=== Brief ===
Say how many lines in the data below contain the word "mirror", and give no other text.
* * * * *
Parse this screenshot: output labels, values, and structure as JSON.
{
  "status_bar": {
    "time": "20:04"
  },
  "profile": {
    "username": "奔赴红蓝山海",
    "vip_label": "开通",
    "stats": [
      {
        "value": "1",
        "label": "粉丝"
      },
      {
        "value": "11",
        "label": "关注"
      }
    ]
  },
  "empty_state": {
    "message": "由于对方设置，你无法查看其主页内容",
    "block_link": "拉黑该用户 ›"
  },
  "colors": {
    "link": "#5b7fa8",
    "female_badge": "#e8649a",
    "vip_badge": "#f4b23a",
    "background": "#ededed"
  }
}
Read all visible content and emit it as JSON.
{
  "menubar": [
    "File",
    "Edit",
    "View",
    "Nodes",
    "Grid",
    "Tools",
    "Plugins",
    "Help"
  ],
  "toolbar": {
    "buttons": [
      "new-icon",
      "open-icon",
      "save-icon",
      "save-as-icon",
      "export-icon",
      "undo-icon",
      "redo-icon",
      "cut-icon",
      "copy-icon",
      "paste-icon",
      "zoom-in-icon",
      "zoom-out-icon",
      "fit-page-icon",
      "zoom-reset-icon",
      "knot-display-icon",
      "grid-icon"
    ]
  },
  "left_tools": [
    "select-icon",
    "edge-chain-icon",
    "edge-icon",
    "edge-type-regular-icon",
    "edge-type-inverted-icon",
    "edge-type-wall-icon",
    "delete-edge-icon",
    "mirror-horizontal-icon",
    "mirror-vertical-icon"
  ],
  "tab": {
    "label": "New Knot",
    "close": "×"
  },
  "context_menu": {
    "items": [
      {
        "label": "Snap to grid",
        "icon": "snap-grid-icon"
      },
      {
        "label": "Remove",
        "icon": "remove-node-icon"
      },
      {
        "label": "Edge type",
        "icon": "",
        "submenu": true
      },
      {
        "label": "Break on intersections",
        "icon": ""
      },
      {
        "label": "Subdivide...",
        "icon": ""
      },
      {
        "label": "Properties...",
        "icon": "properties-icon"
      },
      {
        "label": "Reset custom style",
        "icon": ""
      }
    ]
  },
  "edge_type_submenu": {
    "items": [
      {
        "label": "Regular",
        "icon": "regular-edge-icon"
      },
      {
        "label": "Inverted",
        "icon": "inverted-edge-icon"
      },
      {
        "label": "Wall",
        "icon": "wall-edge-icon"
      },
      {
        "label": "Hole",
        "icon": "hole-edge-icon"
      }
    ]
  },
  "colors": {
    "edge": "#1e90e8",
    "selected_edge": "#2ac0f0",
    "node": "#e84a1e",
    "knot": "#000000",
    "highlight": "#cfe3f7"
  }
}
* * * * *
=== Result ===
2